Lovely article by our friends at Homes and Interiors Scotland magazine about the craft makers going to COLLECT with Craft Scotland in February. COLLECT is the premier British craft event organised by the Crafts Council (UK). Selected galleries from across the globe present museum quality craft.
read the article link
Angus has previously exhibited at Collect,
in 2015 with Contemporary Applied Arts Gallery London when he showcased the Whisky Collectors Cabinet and the Forth Bench.

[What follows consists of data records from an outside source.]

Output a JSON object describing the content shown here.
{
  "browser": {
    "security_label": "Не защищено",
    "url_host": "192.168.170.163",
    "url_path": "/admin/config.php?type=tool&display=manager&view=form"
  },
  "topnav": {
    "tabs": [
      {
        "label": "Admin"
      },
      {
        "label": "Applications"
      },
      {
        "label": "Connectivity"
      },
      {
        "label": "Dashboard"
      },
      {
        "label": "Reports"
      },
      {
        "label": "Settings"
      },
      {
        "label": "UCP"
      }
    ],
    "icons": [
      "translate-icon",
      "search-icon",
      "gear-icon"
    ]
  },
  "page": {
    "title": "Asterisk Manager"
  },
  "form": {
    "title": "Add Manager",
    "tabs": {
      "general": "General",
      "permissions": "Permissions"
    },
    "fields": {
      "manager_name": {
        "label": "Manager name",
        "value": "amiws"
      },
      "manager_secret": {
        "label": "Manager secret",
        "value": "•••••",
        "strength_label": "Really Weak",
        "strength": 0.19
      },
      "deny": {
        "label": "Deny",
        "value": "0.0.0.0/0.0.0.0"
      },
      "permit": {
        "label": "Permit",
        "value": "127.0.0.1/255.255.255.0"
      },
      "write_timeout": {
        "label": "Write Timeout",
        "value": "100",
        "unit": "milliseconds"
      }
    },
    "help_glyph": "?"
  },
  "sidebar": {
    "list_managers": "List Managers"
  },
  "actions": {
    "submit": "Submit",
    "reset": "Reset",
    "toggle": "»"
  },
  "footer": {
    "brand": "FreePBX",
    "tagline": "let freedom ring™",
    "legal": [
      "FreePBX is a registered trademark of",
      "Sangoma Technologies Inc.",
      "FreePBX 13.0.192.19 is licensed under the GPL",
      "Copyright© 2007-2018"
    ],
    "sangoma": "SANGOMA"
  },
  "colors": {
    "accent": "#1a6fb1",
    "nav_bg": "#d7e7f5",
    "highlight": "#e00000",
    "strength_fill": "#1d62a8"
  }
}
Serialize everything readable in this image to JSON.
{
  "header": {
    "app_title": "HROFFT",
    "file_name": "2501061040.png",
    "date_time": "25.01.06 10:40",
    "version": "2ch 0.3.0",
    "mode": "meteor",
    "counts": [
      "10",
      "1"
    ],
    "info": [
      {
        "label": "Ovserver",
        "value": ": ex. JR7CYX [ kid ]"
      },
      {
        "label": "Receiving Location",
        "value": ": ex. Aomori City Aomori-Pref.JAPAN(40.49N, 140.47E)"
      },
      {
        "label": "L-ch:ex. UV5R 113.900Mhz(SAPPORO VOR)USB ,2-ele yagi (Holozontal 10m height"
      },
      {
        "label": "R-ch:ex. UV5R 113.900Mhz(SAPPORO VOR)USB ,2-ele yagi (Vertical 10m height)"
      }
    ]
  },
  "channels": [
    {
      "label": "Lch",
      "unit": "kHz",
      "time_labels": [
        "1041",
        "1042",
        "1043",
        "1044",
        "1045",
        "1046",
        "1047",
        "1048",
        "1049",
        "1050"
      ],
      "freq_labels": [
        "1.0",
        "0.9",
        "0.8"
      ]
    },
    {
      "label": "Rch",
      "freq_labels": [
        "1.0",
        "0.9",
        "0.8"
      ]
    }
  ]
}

COLLECT is a fantastic opportunity for makers to show new innovative, speculative work to the world’s most discerning craft collectors, curators and commentators.
images of both
22 – 25 February 2018
We are particularly looking forward to seeing;
Sarah Myerscough Gallery who specialises in wood and they will be showing John Makepeace, Gareth Neal and David Gates.
Japanpage/Craftmeet who will be presenting traditional Japanese crafts including exquisite lacquerwork by “National Living Treasure” artist Toshiaki Tateno
Ting Ying Gallery who present traditional and contemporary Blanc de Chine porcelain, being made in Dehua, Fujian Province, China, where it has been made since the Ming Dynasty. Some of the makers are fourth generation Blanc de Chine sculptors.
Ting-Ying was established in 2016 by ceramic designer Peter Ting and writer Ying Jian.
Craftscotland are showcasing makers across wide range of disciplines including glass, jewellery, textiles, ceramics, silversmithing, wood and furniture. Angus will be presenting some lighting vessels combining two craft techniques. The bead and slat detail found in the Whisky Collectors Cabinet (shown below) is developed with steam-bending and computer aided design to create gorgeous curvaceous vessels.